  2. I consider that it is abundantly clear that CMS did not serve the documents on LOR’s St Neots office because they thought that they had achieved effective service when they sent the documents to PM and received unqualified confirmation of safe receipt. The service and acknowledgement of these documents followed exactly the same pattern as had taken place on several previous occasions when no question of the validity of the service had arisen.

  3. It seems to me that they could be forgiven for assuming that if any point was going to be taken about service, particularly when the Notice to Refer had been sent expressly "by way of service", PM would have qualified their acknowledgement by saying something about taking instructions from their clients. I find that but for the terms in which PM acknowledged service of those documents, CMS would have sent them the following day to LOR’s St Neots office. When they had doubts on previous occasions that is what they did, and there is no other rational explanation for the fact that they did not do so on this occasion. However, I repeat my earlier observation that I do not consider that Mr Harris at PM acted with any intention to mislead CMS. He felt that his duty to his clients was to say as little as possible and he knew that he was dealing with sophisticated solicitors who could reasonably be expected to know what they were doing.
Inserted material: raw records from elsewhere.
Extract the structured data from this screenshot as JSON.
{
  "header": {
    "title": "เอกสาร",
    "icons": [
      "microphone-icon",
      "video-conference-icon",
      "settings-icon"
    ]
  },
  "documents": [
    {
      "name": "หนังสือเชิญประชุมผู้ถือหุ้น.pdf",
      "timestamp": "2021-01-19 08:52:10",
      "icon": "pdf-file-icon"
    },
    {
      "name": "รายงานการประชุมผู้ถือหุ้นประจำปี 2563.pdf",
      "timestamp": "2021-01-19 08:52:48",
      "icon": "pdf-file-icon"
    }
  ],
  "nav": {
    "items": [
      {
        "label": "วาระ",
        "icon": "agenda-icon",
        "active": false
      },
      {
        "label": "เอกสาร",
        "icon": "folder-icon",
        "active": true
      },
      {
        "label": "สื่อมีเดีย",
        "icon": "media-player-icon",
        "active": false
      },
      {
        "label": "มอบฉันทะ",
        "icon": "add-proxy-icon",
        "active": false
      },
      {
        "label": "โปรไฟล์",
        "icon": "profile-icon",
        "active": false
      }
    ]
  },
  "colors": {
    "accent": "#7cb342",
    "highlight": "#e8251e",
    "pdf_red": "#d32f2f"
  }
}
For these reasons I find that the conduct of those acting for LOR was a material contributing cause to the fact that the notice of intention to refer the dispute to arbitration was not sent to St Neots on 23 March 2010 before the deadline expired. Given that the notice was in fact received in time by Mr Grammer and Mr McKenzie, who were the two people at LOR who needed to see them, I would regard it as unjust to hold AWS to the strict provisions in relation to service if they were in fact in breach of those provisions (contrary to my earlier finding). This seems to me to be a paradigm case for an extension of time under section 12 of the 1996 Act and, if it is required, I would have no hesitation in exercising my discretion in favour of granting the necessary extension of time.